GEA Niro is working hand-in-hand with the Technical University of Denmark (DTU), to simulate the fluid dynamics that take place within a full-sized spray dryer. This is done using a scaled down model with water instead of air. The process allows experiments to be performed at a laboratory level that would otherwise require full-scale equipment of several meters in all dimensions. The data gathered helps GEA Niro refine the development of its spray drying equipment and ensures that its technology keeps pace with, and sometimes drives, its customers’ production needs.
The laboratory equipment, financed by GEA Niro, looks impressive. Inside the scaled-down clear polycarbonate spray dryer containing swirling water thousands of microscopic particles are turned alive by two green flashes from a laser. Meanwhile a powerful computer shows a picture full of arrows, in different shapes and sizes, indicating the speed and direction of the flow.
“We let the water run through the container and then create vertically aligned laser light,” explained associate professor Knud Erik Meyer, DTU Mechanics. “We shoot twice in a row and record each laser pulse. As the particles in the water move from the first to the second picture we can see how fast and in which direction the particles move.”
Thorvald Ullum, Fluid Mechanics Manager at GEA Niro, has been working on the development of spray dryers primarily used for powder production in food, chemical and pharmaceutical products for many years. “This research collaboration makes it possible for GEA Niro to optimize our systems to be as compact and energy efficient as possible.
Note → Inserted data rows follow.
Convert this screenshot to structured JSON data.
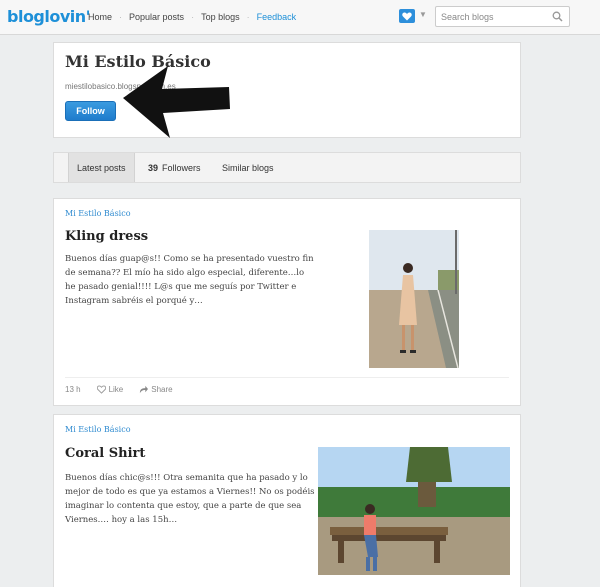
{
  "topbar": {
    "logo": "bloglovin'",
    "nav": [
      "Home",
      "Popular posts",
      "Top blogs",
      "Feedback"
    ],
    "search_placeholder": "Search blogs",
    "accent": "#1e90d8"
  },
  "blog": {
    "title": "Mi Estilo Básico",
    "url": "miestilobasico.blogspot.com.es",
    "follow_label": "Follow"
  },
  "tabs": {
    "latest": "Latest posts",
    "followers_count": "39",
    "followers_label": "Followers",
    "similar": "Similar blogs"
  },
  "posts": [
    {
      "blog": "Mi Estilo Básico",
      "title": "Kling dress",
      "excerpt": "Buenos días guap@s!! Como se ha presentado vuestro fin de semana?? El mío ha sido algo especial, diferente…lo he pasado genial!!!! L@s que me seguís por Twitter e Instagram sabréis el porqué y…",
      "time": "13 h",
      "like": "Like",
      "share": "Share"
    },
    {
      "blog": "Mi Estilo Básico",
      "title": "Coral Shirt",
      "excerpt": "Buenos días chic@s!!! Otra semanita que ha pasado y lo mejor de todo es que ya estamos a Viernes!! No os podéis imaginar lo contenta que estoy, que a parte de que sea Viernes.… hoy a las 15h…"
    }
  ]
}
At the same time, it makes it possible to improve the drying process, allowing the systems to produce better products by controlling the temperature of the particles during the drying process,” he says. “Today, we dedicate resources to understand, in detail, what happens locally in the different parts of the spray dryer. We can now make computer simulations of the spray drying process very accurately. By using CFD (Computational Fluid Dynamics) we can predict how the air moves and thereby how the particles dry. It is essential to know how close the simulations are to reality. How much can we trust our computer simulations? In truth the simulations are only part of the evaluation process. Although the simulation results are very accurate, every assumption has to be tested and validated on production equipment.”
Water replaces air
Using water rather than air allows the experiments to be performed on a smaller scale. “When one uses streaming water, it equals simulating the flow of air at the same Reynolds number but in a container fifteen times bigger. It is simply possible to make the setup smaller when you use water,” explained Knud Erik Meyer. It’s in the basement laboratory at DTU Mechanics that the arrows on the computer screen are thoroughly analysed. “We definitely have a jet stream that shoots downwards and centrally in the spray dryer,” explained Jonas Hansen, who is one of the many DTU students performing advanced flow-analyses as part of the collaboration with GEA Niro, under the supervision of Knud Erik Meyer.